Video: Government Launches Anti-Drunk Driving Campaign
VIDEO: Drive Sober or Get Pulled Over
The National Highway Traffic Safety Administration kicked off its annual “Drive Sober or Get Pulled Over” campaign on Dec. 14 and also announced funding for technology designed to prevent drunk driving.
“Each year, too many lives are lost to drunk driving, particularly around the holiday season,” said U.S. Transportation Secretary Anthony Foxx. “Now we have an opportunity to prevent future drunk driving tragedies by taking action today.”
In 2015, 10,265 people died in drunk driving crashes, according to NHTSA. The drivers involved in 67% of those crashes had a blood alcohol concentration (BAC) of .15 or higher (nearly twice the legal limit of .08). During the 2015 Christmas holiday period (from 6 p.m. on Dec. 24 to 5:59 a.m. on Dec. 28), the nation lost 34 lives per day in drunk driving crashes — a total of 120 deaths over 3.5 days.
During the New Year’s holiday period (from 6 p.m. on Dec. 31 to 5:59 a.m. on Jan. 5), the nation lost 31 lives per day in drunk driving crashes — a total of 139 deaths over 4.5 days. These two holidays combined accounted for 259 lives lost in drunk driving crashes, NHTSA statistics show.
The “Drive Sober or Get Pulled Over” campaign is intended to reverse this trend. Through Jan. 1, campaign advertisements will appear nationwide and law enforcement agencies across the country will be on patrol to protect the public from drunk drivers.
As part of this year’s campaign, NHTSA added a virtual experience called Last Call 360, which the public can participate in using a mobile phone or computer. The game creates a virtual bar scene through an interactive 360-degree video website that uses photospheres, cinemagraphs, and videos. Visitors can interact with virtual bar patrons, play games, watch videos, order virtual alcoholic drinks and, most importantly, discover the consequences of drinking and driving.
“Drunk driving crashes are no accident — they are 100% preventable. They all connect back to human choices and errors, but we’re not stopping there,” said NHTSA Administrator Mark Rosekind. “With the help of our safety partners, we’re looking at a technological path forward to create a world where there is no more drunk driving.”

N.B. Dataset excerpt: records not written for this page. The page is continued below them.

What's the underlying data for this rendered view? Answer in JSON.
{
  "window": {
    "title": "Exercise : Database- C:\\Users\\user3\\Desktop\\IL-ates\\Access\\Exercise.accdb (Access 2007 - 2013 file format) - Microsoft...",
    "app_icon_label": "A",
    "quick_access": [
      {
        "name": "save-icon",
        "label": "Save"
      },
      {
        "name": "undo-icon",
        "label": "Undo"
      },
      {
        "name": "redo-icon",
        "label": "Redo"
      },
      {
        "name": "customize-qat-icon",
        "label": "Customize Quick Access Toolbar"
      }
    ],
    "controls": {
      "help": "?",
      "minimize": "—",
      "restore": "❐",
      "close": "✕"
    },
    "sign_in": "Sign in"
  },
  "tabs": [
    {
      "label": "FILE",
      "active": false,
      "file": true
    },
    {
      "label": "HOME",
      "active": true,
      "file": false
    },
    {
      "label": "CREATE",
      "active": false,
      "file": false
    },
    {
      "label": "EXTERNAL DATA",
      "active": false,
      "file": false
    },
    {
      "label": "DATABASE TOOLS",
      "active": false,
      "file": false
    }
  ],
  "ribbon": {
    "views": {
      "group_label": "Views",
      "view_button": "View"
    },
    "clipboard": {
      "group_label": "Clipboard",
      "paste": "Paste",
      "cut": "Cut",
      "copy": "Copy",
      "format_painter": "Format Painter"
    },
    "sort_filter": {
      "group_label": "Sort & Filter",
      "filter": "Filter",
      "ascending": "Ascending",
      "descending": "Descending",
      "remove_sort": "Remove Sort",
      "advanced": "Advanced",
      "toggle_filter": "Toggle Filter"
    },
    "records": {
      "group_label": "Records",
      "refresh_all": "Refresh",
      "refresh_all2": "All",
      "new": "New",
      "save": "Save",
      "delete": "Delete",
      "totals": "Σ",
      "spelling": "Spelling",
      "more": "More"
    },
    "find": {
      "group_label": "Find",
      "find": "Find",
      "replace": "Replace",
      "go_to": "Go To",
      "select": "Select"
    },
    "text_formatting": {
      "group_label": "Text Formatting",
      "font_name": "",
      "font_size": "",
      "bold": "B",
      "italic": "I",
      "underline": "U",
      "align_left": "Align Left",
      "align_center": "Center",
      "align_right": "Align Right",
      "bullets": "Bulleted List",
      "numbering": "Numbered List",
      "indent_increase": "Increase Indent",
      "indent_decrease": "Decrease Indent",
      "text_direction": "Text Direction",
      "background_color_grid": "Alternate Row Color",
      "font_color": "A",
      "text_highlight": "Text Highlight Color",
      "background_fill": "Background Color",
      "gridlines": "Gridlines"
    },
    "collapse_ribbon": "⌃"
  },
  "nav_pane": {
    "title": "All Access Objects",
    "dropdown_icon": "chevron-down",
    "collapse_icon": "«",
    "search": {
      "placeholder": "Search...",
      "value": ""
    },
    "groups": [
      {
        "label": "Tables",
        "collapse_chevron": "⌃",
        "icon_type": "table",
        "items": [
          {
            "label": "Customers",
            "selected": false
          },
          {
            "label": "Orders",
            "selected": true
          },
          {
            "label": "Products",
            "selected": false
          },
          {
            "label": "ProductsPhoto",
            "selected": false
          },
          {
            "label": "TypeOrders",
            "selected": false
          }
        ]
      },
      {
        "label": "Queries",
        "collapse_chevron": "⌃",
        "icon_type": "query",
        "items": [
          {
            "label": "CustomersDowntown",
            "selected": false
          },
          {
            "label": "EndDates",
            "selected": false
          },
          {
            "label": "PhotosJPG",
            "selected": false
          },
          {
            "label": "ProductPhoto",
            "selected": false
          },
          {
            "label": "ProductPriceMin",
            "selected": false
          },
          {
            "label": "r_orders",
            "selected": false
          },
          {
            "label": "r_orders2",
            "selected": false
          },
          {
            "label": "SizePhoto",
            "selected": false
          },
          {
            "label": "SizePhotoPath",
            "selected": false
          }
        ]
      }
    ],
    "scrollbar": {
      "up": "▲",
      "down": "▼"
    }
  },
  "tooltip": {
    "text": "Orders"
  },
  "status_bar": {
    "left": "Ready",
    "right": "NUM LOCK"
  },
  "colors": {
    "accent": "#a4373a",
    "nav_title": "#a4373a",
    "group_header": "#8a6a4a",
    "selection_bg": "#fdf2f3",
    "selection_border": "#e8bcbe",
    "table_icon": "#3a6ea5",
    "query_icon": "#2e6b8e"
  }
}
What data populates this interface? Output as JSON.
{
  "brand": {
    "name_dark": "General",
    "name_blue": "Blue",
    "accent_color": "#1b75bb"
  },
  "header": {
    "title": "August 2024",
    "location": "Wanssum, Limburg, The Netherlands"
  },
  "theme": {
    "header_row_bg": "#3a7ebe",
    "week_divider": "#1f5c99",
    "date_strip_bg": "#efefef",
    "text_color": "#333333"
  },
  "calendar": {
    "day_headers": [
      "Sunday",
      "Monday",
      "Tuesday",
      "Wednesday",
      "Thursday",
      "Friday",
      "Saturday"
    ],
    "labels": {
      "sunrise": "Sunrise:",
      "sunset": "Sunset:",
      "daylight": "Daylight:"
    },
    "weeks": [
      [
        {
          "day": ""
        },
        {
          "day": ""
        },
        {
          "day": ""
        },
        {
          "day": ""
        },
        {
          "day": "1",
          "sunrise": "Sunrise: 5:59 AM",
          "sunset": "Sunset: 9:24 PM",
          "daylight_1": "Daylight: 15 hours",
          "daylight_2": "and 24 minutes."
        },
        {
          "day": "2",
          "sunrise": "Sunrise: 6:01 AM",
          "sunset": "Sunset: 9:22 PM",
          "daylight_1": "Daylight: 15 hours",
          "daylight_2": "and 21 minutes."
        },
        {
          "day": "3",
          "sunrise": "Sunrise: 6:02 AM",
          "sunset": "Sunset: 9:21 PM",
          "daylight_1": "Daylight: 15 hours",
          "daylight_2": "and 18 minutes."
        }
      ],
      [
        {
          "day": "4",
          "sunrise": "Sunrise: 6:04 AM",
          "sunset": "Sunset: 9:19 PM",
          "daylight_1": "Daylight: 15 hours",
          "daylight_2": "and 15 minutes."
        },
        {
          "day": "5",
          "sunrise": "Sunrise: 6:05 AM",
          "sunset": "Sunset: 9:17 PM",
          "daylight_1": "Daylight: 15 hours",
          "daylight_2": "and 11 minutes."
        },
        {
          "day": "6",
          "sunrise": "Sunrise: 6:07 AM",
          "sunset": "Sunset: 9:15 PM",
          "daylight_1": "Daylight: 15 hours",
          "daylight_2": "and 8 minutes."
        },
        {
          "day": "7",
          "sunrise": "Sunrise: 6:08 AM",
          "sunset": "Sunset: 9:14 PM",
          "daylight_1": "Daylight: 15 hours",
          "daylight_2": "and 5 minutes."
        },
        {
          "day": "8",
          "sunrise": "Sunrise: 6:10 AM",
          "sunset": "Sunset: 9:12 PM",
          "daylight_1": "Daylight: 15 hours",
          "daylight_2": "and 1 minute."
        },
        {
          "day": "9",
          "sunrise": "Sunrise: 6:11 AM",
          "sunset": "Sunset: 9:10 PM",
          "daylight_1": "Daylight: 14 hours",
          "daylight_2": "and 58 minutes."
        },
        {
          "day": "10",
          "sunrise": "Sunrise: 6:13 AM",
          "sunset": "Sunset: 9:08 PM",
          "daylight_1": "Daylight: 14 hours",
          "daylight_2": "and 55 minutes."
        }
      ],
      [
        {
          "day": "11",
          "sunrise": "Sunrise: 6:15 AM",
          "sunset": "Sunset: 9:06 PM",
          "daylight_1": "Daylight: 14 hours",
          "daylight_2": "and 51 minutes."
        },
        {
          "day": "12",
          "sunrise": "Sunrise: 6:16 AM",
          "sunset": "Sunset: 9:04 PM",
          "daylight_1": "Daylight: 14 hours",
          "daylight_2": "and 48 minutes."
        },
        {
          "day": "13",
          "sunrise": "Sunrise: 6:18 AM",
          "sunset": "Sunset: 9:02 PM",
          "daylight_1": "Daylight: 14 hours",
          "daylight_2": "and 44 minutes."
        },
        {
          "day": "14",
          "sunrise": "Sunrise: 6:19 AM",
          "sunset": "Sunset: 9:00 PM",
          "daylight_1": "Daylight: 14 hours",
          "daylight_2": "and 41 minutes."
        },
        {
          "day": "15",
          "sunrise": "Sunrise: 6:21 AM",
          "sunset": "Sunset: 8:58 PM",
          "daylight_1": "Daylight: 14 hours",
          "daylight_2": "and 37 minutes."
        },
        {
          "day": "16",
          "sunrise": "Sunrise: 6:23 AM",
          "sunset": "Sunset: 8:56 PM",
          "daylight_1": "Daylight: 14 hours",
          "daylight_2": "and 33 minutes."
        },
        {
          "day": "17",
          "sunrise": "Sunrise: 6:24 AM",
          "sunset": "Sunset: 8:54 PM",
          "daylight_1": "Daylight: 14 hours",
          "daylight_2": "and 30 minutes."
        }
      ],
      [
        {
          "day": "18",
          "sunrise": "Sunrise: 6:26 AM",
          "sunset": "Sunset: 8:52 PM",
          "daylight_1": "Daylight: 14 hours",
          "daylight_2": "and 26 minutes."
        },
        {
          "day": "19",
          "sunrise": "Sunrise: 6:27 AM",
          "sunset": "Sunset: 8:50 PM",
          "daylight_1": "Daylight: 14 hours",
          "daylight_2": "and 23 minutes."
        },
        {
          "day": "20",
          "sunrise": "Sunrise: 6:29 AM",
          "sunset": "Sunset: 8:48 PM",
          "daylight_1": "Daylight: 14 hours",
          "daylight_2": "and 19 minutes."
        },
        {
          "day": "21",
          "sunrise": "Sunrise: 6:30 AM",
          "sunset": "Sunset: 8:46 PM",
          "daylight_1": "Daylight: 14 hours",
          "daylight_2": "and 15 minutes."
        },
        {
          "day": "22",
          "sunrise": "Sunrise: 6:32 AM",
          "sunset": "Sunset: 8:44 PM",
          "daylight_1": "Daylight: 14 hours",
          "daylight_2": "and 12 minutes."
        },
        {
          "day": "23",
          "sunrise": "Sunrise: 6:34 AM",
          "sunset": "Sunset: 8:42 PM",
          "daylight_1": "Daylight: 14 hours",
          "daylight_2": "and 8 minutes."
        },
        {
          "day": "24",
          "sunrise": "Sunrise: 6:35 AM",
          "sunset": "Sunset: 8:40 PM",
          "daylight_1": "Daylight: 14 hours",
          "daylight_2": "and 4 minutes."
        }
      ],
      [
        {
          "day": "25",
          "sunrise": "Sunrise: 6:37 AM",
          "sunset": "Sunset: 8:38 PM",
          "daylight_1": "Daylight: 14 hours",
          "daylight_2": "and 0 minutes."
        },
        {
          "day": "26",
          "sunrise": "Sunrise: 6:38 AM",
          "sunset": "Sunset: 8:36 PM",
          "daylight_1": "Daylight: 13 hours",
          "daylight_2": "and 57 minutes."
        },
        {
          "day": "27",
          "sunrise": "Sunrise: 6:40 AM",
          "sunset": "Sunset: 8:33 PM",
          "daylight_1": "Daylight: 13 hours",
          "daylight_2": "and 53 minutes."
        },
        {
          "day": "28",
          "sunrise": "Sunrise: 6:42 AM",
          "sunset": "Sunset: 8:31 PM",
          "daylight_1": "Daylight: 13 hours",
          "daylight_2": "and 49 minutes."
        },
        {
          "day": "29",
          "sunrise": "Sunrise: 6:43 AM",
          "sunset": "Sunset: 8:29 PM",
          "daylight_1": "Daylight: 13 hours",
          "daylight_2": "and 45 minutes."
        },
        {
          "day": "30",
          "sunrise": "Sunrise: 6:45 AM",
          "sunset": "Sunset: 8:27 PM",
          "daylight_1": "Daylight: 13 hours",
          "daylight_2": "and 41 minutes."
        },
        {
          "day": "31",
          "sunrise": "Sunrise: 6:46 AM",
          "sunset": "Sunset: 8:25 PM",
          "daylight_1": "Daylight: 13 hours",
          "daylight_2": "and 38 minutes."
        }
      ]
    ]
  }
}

Federal and Virginia state officials announced $5.1 million in funding to help further develop and deploy Driver Alcohol Detection System for Safety (DADSS) — technology that could eliminate drunk driving, NHTSA said. The DADSS-focused public-private partnership between the government and leading automakers continues to develop safety technology to help passively detect drivers' BAC and prevent drivers from starting a vehicle if they are at or above the .08 legal BAC limit in all 50 states.